====== Excerpted data ======

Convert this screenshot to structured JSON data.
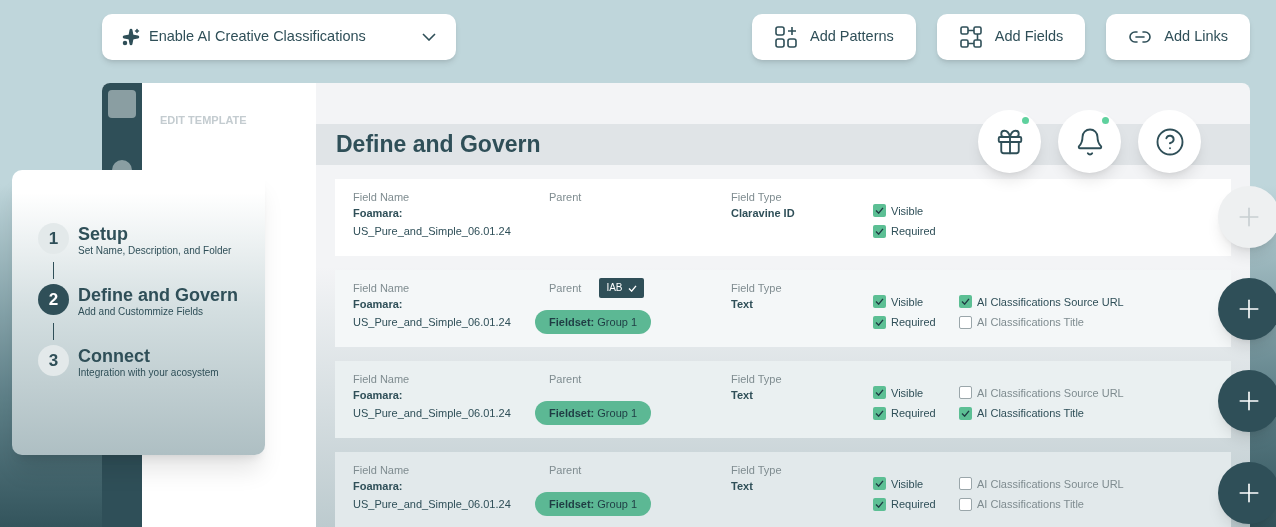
{
  "toolbar": {
    "ai_toggle": {
      "label": "Enable AI Creative Classifications"
    },
    "actions": [
      {
        "kind": "patterns",
        "label": "Add Patterns"
      },
      {
        "kind": "fields",
        "label": "Add Fields"
      },
      {
        "kind": "links",
        "label": "Add Links"
      }
    ]
  },
  "panel": {
    "sidebar_label": "EDIT TEMPLATE",
    "title": "Define and Govern",
    "header_actions": [
      {
        "kind": "gift",
        "badge": true
      },
      {
        "kind": "bell",
        "badge": true
      },
      {
        "kind": "help",
        "badge": false
      }
    ],
    "rows": [
      {
        "name_label": "Field Name",
        "name_prefix": "Foamara:",
        "name": "US_Pure_and_Simple_06.01.24",
        "parent_label": "Parent",
        "type_label": "Field Type",
        "type": "Claravine ID",
        "options": [
          {
            "label": "Visible",
            "checked": true
          },
          {
            "label": "Required",
            "checked": true
          }
        ]
      },
      {
        "name_label": "Field Name",
        "name_prefix": "Foamara:",
        "name": "US_Pure_and_Simple_06.01.24",
        "parent_label": "Parent",
        "tag": {
          "label": "IAB",
          "checked": true
        },
        "parent": "**Fieldset:** Group 1",
        "type_label": "Field Type",
        "type": "Text",
        "options": [
          {
            "label": "Visible",
            "checked": true
          },
          {
            "label": "Required",
            "checked": true
          },
          {
            "label": "AI Classifications Source URL",
            "checked": true
          },
          {
            "label": "AI Classifications Title",
            "checked": false
          }
        ]
      },
      {
        "name_label": "Field Name",
        "name_prefix": "Foamara:",
        "name": "US_Pure_and_Simple_06.01.24",
        "parent_label": "Parent",
        "parent": "**Fieldset:** Group 1",
        "type_label": "Field Type",
        "type": "Text",
        "options": [
          {
            "label": "Visible",
            "checked": true
          },
          {
            "label": "Required",
            "checked": true
          },
          {
            "label": "AI Classifications Source URL",
            "checked": false
          },
          {
            "label": "AI Classifications Title",
            "checked": true
          }
        ]
      },
      {
        "name_label": "Field Name",
        "name_prefix": "Foamara:",
        "name": "US_Pure_and_Simple_06.01.24",
        "parent_label": "Parent",
        "parent": "**Fieldset:** Group 1",
        "type_label": "Field Type",
        "type": "Text",
        "options": [
          {
            "label": "Visible",
            "checked": true
          },
          {
            "label": "Required",
            "checked": true
          },
          {
            "label": "AI Classifications Source URL",
            "checked": false
          },
          {
            "label": "AI Classifications Title",
            "checked": false
          }
        ]
      }
    ],
    "add_buttons": [
      {
        "disabled": true
      },
      {
        "disabled": false
      },
      {
        "disabled": false
      },
      {
        "disabled": false
      }
    ]
  },
  "steps": [
    {
      "number": "1",
      "title": "Setup",
      "subtitle": "Set Name, Description, and Folder",
      "selected": false
    },
    {
      "number": "2",
      "title": "Define and Govern",
      "subtitle": "Add and Custommize Fields",
      "selected": true
    },
    {
      "number": "3",
      "title": "Connect",
      "subtitle": "Integration with your acosystem",
      "selected": false
    }
  ]
}
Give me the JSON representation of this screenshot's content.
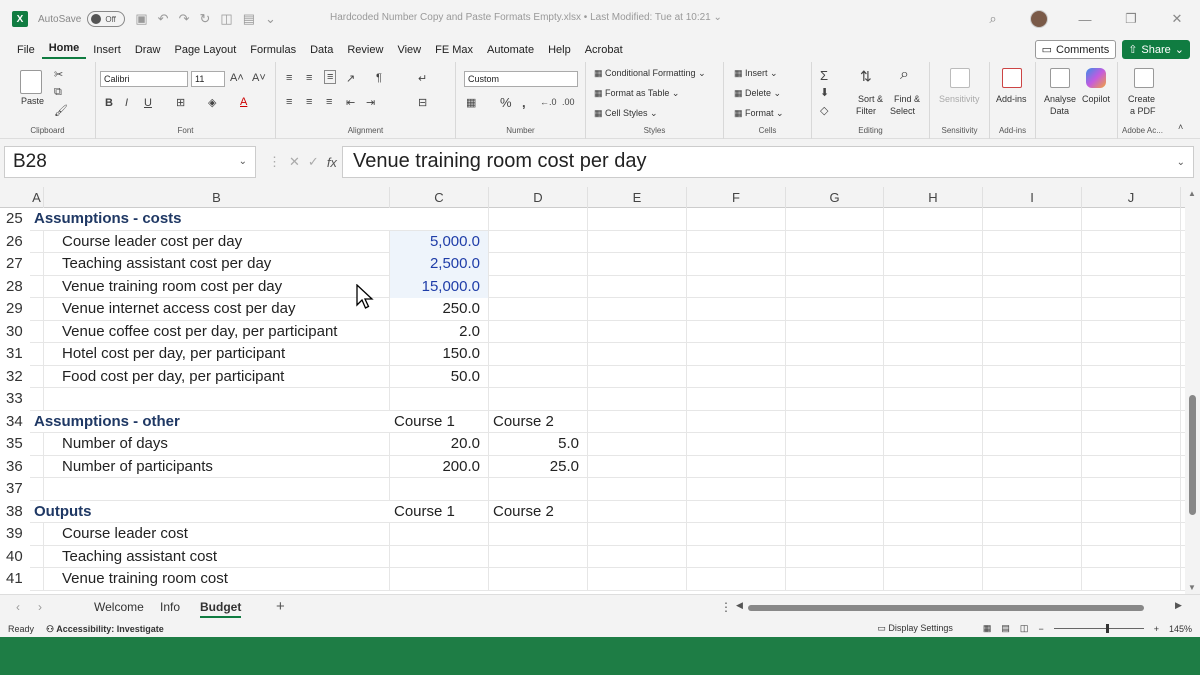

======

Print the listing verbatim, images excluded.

Convert this screenshot to structured JSON data.
{
  "toolbar": {
    "ai_toggle": {
      "label": "Enable AI Creative Classifications"
    },
    "actions": [
      {
        "kind": "patterns",
        "label": "Add Patterns"
      },
      {
        "kind": "fields",
        "label": "Add Fields"
      },
      {
        "kind": "links",
        "label": "Add Links"
      }
    ]
  },
  "panel": {
    "sidebar_label": "EDIT TEMPLATE",
    "title": "Define and Govern",
    "header_actions": [
      {
        "kind": "gift",
        "badge": true
      },
      {
        "kind": "bell",
        "badge": true
      },
      {
        "kind": "help",
        "badge": false
      }
    ],
    "rows": [
      {
        "name_label": "Field Name",
        "name_prefix": "Foamara:",
        "name": "US_Pure_and_Simple_06.01.24",
        "parent_label": "Parent",
        "type_label": "Field Type",
        "type": "Claravine ID",
        "options": [
          {
            "label": "Visible",
            "checked": true
          },
          {
            "label": "Required",
            "checked": true
          }
        ]
      },
      {
        "name_label": "Field Name",
        "name_prefix": "Foamara:",
        "name": "US_Pure_and_Simple_06.01.24",
        "parent_label": "Parent",
        "tag": {
          "label": "IAB",
          "checked": true
        },
        "parent": "**Fieldset:** Group 1",
        "type_label": "Field Type",
        "type": "Text",
        "options": [
          {
            "label": "Visible",
            "checked": true
          },
          {
            "label": "Required",
            "checked": true
          },
          {
            "label": "AI Classifications Source URL",
            "checked": true
          },
          {
            "label": "AI Classifications Title",
            "checked": false
          }
        ]
      },
      {
        "name_label": "Field Name",
        "name_prefix": "Foamara:",
        "name": "US_Pure_and_Simple_06.01.24",
        "parent_label": "Parent",
        "parent": "**Fieldset:** Group 1",
        "type_label": "Field Type",
        "type": "Text",
        "options": [
          {
            "label": "Visible",
            "checked": true
          },
          {
            "label": "Required",
            "checked": true
          },
          {
            "label": "AI Classifications Source URL",
            "checked": false
          },
          {
            "label": "AI Classifications Title",
            "checked": true
          }
        ]
      },
      {
        "name_label": "Field Name",
        "name_prefix": "Foamara:",
        "name": "US_Pure_and_Simple_06.01.24",
        "parent_label": "Parent",
        "parent": "**Fieldset:** Group 1",
        "type_label": "Field Type",
        "type": "Text",
        "options": [
          {
            "label": "Visible",
            "checked": true
          },
          {
            "label": "Required",
            "checked": true
          },
          {
            "label": "AI Classifications Source URL",
            "checked": false
          },
          {
            "label": "AI Classifications Title",
            "checked": false
          }
        ]
      }
    ],
    "add_buttons": [
      {
        "disabled": true
      },
      {
        "disabled": false
      },
      {
        "disabled": false
      },
      {
        "disabled": false
      }
    ]
  },
  "steps": [
    {
      "number": "1",
      "title": "Setup",
      "subtitle": "Set Name, Description, and Folder",
      "selected": false
    },
    {
      "number": "2",
      "title": "Define and Govern",
      "subtitle": "Add and Custommize Fields",
      "selected": true
    },
    {
      "number": "3",
      "title": "Connect",
      "subtitle": "Integration with your acosystem",
      "selected": false
    }
  ]
}
Give me the JSON representation of this screenshot's content.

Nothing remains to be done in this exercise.